▸ **REQUIRED ACTION**:
In your output, repeat each entry exactly and include no pictures.

▸ **DATASET RECORDS**:
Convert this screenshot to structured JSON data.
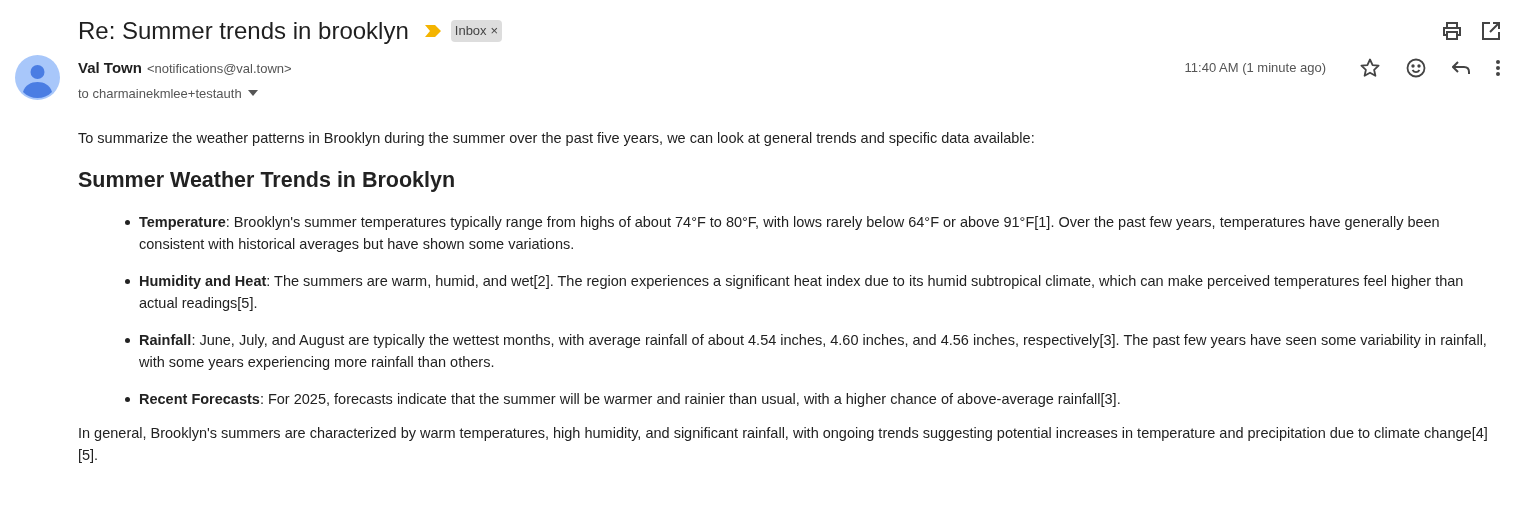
{
  "subject": "Re: Summer trends in brooklyn",
  "important": true,
  "label": {
    "text": "Inbox",
    "close": "×"
  },
  "sender": {
    "name": "Val Town",
    "email": "<notifications@val.town>",
    "to": "to charmainekmlee+testauth"
  },
  "time": "11:40 AM (1 minute ago)",
  "starred": false,
  "body": {
    "intro": "To summarize the weather patterns in Brooklyn during the summer over the past five years, we can look at general trends and specific data available:",
    "heading": "Summer Weather Trends in Brooklyn",
    "bullets": [
      "**Temperature**: Brooklyn's summer temperatures typically range from highs of about 74°F to 80°F, with lows rarely below 64°F or above 91°F[1]. Over the past few years, temperatures have generally been consistent with historical averages but have shown some variations.",
      "**Humidity and Heat**: The summers are warm, humid, and wet[2]. The region experiences a significant heat index due to its humid subtropical climate, which can make perceived temperatures feel higher than actual readings[5].",
      "**Rainfall**: June, July, and August are typically the wettest months, with average rainfall of about 4.54 inches, 4.60 inches, and 4.56 inches, respectively[3]. The past few years have seen some variability in rainfall, with some years experiencing more rainfall than others.",
      "**Recent Forecasts**: For 2025, forecasts indicate that the summer will be warmer and rainier than usual, with a higher chance of above-average rainfall[3]."
    ],
    "conclusion": "In general, Brooklyn's summers are characterized by warm temperatures, high humidity, and significant rainfall, with ongoing trends suggesting potential increases in temperature and precipitation due to climate change[4][5]."
  }
}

▸ **ANSWER TO THIS TASK**:
Convert this screenshot to structured JSON data.
{
  "subject": "Re: Summer trends in brooklyn",
  "important": true,
  "label": {
    "text": "Inbox",
    "close": "×"
  },
  "sender": {
    "name": "Val Town",
    "email": "<notifications@val.town>",
    "to": "to charmainekmlee+testauth"
  },
  "time": "11:40 AM (1 minute ago)",
  "starred": false,
  "body": {
    "intro": "To summarize the weather patterns in Brooklyn during the summer over the past five years, we can look at general trends and specific data available:",
    "heading": "Summer Weather Trends in Brooklyn",
    "bullets": [
      "**Temperature**: Brooklyn's summer temperatures typically range from highs of about 74°F to 80°F, with lows rarely below 64°F or above 91°F[1]. Over the past few years, temperatures have generally been consistent with historical averages but have shown some variations.",
      "**Humidity and Heat**: The summers are warm, humid, and wet[2]. The region experiences a significant heat index due to its humid subtropical climate, which can make perceived temperatures feel higher than actual readings[5].",
      "**Rainfall**: June, July, and August are typically the wettest months, with average rainfall of about 4.54 inches, 4.60 inches, and 4.56 inches, respectively[3]. The past few years have seen some variability in rainfall, with some years experiencing more rainfall than others.",
      "**Recent Forecasts**: For 2025, forecasts indicate that the summer will be warmer and rainier than usual, with a higher chance of above-average rainfall[3]."
    ],
    "conclusion": "In general, Brooklyn's summers are characterized by warm temperatures, high humidity, and significant rainfall, with ongoing trends suggesting potential increases in temperature and precipitation due to climate change[4][5]."
  }
}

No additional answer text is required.